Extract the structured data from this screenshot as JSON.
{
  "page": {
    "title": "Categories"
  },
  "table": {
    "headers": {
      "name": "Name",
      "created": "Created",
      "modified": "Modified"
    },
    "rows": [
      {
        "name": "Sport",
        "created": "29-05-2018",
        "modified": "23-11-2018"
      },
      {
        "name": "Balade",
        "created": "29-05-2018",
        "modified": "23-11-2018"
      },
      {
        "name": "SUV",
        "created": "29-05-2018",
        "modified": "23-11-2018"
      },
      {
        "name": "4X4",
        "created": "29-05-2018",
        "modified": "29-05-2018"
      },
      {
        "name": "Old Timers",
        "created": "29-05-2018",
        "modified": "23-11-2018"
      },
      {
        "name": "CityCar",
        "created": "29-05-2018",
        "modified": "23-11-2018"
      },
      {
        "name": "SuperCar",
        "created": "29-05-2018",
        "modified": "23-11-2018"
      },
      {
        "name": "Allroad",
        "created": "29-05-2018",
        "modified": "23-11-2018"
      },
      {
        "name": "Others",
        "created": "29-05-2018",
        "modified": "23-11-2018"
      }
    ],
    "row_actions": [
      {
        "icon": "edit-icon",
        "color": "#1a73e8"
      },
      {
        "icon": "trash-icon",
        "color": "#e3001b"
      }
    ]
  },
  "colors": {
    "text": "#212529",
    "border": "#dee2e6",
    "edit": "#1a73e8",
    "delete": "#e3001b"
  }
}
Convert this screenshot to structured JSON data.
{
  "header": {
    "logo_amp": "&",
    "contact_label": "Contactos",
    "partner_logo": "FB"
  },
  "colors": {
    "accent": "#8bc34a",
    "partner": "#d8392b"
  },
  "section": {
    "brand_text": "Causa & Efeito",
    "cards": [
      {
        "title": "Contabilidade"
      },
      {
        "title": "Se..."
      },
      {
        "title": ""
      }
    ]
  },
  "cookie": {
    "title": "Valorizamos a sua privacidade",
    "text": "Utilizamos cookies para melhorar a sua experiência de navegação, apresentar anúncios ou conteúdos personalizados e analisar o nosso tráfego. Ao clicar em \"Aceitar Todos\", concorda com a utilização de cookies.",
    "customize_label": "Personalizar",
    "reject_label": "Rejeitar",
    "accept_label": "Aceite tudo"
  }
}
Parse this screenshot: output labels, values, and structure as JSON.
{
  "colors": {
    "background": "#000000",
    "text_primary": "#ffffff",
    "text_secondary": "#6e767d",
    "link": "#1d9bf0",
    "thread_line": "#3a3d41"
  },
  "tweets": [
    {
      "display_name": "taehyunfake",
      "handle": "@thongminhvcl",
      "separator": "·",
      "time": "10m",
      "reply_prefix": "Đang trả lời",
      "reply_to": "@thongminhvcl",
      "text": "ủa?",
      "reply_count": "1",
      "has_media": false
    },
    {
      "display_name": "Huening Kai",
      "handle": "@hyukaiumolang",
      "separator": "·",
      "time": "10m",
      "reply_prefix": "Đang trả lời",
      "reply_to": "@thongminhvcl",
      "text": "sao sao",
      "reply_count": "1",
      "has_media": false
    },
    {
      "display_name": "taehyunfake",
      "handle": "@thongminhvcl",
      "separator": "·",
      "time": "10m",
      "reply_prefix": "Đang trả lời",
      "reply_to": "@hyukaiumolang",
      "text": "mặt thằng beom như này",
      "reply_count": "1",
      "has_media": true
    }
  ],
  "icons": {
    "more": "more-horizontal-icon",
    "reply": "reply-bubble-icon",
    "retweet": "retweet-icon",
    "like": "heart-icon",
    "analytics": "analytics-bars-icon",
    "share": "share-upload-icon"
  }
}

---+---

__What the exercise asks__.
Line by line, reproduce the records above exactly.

__Reply__.
Extract the structured data from this screenshot as JSON.
{
  "page": {
    "title": "Categories"
  },
  "table": {
    "headers": {
      "name": "Name",
      "created": "Created",
      "modified": "Modified"
    },
    "rows": [
      {
        "name": "Sport",
        "created": "29-05-2018",
        "modified": "23-11-2018"
      },
      {
        "name": "Balade",
        "created": "29-05-2018",
        "modified": "23-11-2018"
      },
      {
        "name": "SUV",
        "created": "29-05-2018",
        "modified": "23-11-2018"
      },
      {
        "name": "4X4",
        "created": "29-05-2018",
        "modified": "29-05-2018"
      },
      {
        "name": "Old Timers",
        "created": "29-05-2018",
        "modified": "23-11-2018"
      },
      {
        "name": "CityCar",
        "created": "29-05-2018",
        "modified": "23-11-2018"
      },
      {
        "name": "SuperCar",
        "created": "29-05-2018",
        "modified": "23-11-2018"
      },
      {
        "name": "Allroad",
        "created": "29-05-2018",
        "modified": "23-11-2018"
      },
      {
        "name": "Others",
        "created": "29-05-2018",
        "modified": "23-11-2018"
      }
    ],
    "row_actions": [
      {
        "icon": "edit-icon",
        "color": "#1a73e8"
      },
      {
        "icon": "trash-icon",
        "color": "#e3001b"
      }
    ]
  },
  "colors": {
    "text": "#212529",
    "border": "#dee2e6",
    "edit": "#1a73e8",
    "delete": "#e3001b"
  }
}
Convert this screenshot to structured JSON data.
{
  "header": {
    "logo_amp": "&",
    "contact_label": "Contactos",
    "partner_logo": "FB"
  },
  "colors": {
    "accent": "#8bc34a",
    "partner": "#d8392b"
  },
  "section": {
    "brand_text": "Causa & Efeito",
    "cards": [
      {
        "title": "Contabilidade"
      },
      {
        "title": "Se..."
      },
      {
        "title": ""
      }
    ]
  },
  "cookie": {
    "title": "Valorizamos a sua privacidade",
    "text": "Utilizamos cookies para melhorar a sua experiência de navegação, apresentar anúncios ou conteúdos personalizados e analisar o nosso tráfego. Ao clicar em \"Aceitar Todos\", concorda com a utilização de cookies.",
    "customize_label": "Personalizar",
    "reject_label": "Rejeitar",
    "accept_label": "Aceite tudo"
  }
}
Parse this screenshot: output labels, values, and structure as JSON.
{
  "colors": {
    "background": "#000000",
    "text_primary": "#ffffff",
    "text_secondary": "#6e767d",
    "link": "#1d9bf0",
    "thread_line": "#3a3d41"
  },
  "tweets": [
    {
      "display_name": "taehyunfake",
      "handle": "@thongminhvcl",
      "separator": "·",
      "time": "10m",
      "reply_prefix": "Đang trả lời",
      "reply_to": "@thongminhvcl",
      "text": "ủa?",
      "reply_count": "1",
      "has_media": false
    },
    {
      "display_name": "Huening Kai",
      "handle": "@hyukaiumolang",
      "separator": "·",
      "time": "10m",
      "reply_prefix": "Đang trả lời",
      "reply_to": "@thongminhvcl",
      "text": "sao sao",
      "reply_count": "1",
      "has_media": false
    },
    {
      "display_name": "taehyunfake",
      "handle": "@thongminhvcl",
      "separator": "·",
      "time": "10m",
      "reply_prefix": "Đang trả lời",
      "reply_to": "@hyukaiumolang",
      "text": "mặt thằng beom như này",
      "reply_count": "1",
      "has_media": true
    }
  ],
  "icons": {
    "more": "more-horizontal-icon",
    "reply": "reply-bubble-icon",
    "retweet": "retweet-icon",
    "like": "heart-icon",
    "analytics": "analytics-bars-icon",
    "share": "share-upload-icon"
  }
}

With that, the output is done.